5.7.3. Nor may the teaching on page 2, lines 36 to 45, of document (1) be regarded as a suggestion that the lower zone catalyst should be supported on a carrier consisting essentially of alumina.

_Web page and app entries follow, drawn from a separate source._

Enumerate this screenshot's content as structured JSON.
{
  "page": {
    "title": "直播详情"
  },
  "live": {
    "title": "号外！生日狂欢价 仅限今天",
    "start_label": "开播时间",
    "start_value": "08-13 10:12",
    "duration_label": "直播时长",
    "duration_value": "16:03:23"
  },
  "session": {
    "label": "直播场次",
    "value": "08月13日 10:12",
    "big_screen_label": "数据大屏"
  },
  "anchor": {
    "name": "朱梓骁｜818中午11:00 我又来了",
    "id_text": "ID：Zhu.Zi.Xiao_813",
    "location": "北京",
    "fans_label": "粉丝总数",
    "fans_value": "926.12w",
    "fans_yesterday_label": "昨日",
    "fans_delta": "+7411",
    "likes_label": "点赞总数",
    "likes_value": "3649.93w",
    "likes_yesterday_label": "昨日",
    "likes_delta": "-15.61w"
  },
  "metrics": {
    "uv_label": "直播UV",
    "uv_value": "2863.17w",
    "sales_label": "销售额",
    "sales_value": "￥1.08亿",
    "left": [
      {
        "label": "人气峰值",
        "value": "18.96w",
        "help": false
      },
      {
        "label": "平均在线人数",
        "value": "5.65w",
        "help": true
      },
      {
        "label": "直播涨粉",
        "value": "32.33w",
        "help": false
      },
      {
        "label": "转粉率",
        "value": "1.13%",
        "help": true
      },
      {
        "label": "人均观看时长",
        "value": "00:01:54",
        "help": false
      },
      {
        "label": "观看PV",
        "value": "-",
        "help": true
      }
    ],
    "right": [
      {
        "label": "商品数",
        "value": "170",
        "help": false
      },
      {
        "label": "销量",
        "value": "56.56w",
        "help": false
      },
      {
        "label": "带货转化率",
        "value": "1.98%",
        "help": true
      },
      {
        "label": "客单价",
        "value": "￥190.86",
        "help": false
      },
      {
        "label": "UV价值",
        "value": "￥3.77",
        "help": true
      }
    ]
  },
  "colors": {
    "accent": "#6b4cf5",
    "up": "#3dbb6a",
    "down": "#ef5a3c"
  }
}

The fact that it is mentioned there that, when hydrocracking is desired, the lower zone catalyst should have higher acidity, and supports of alumina containing 10 to 70% w silica are exemplified, cannot be considered as a pointer to use a carrier consisting essentially of alumina, since it cannot be deduced from such teaching which kind of support should be used for 25 to 75% conversion of the sulphur compounds of a feedstock to hydrogen sulphide at a relatively low hydrogen partial pressure.
5.7.4. Finally, the Respondent argued that it could not be deduced from the data presented in the patent in suit for the catalyst systems 3 and 5 (see Table G) that the stacked-bed catalyst system 3 would be superior to the single bed catalyst system 5. This argument, however, does not affect whether or not it was suggested in document (1) to use the catalyst system defined in Claim 1 in order to enable the conversion of 45 to 75% of sulphur compounds present in a feedstock at hydrogen partial pressure below 75 bar and is, consequently, irrelevant in the present case.
5.7.5. For substantiating its argumentation that it would have been obvious to select alumina and phosphorus from the refractory ceramic support materials and promoters respectively, as listed on page 2, lines 12 and 20 of document (1), the Respondent referred to decision T 21/81 (OJ EPO 1983, 15).
It is, however, the essence of that decision that it belongs to the normal activities of a skilled person to select from the materials which are known as suitable for a certain purpose the most appropriate one (see reasons 5). Since in the present case it could not be deduced from document (1) that alumina and phosphor would be a suitable carrier and promoter respectively for converting 45 to 75% of the sulphur compounds in a feedstock to hydrogen sulphide, it was not known that they were suitable for the purpose of converting sulphur compounds of a feedstock into hydrogen sulfide and, consequently, reference to this decision does not help the Respondent either.
5.8. Consequently, there is no support for the Respondent's argumentation that, when trying to solve the underlying technical problem, a skilled person would have chosen the process features according to Claim 1 of the patent in suit from all the features mentioned in document (1).
Therefore, the subject-matter of Claim 1 as well as that of Claims 2 to 12, relating to preferred embodiments of the subject-matter according to Claim 1, involves an inventive step within the meaning of Article 56 EPC.
For these reasons it is decided that:
1. The decision under appeal is set aside.
2. The case is remitted to the first instance with the order to maintain the patent as amended with Claims 1 to 12 submitted as main request with the letter dated 6. July 1995, a description yet to be adapted, and Figures 1 to 5 as granted.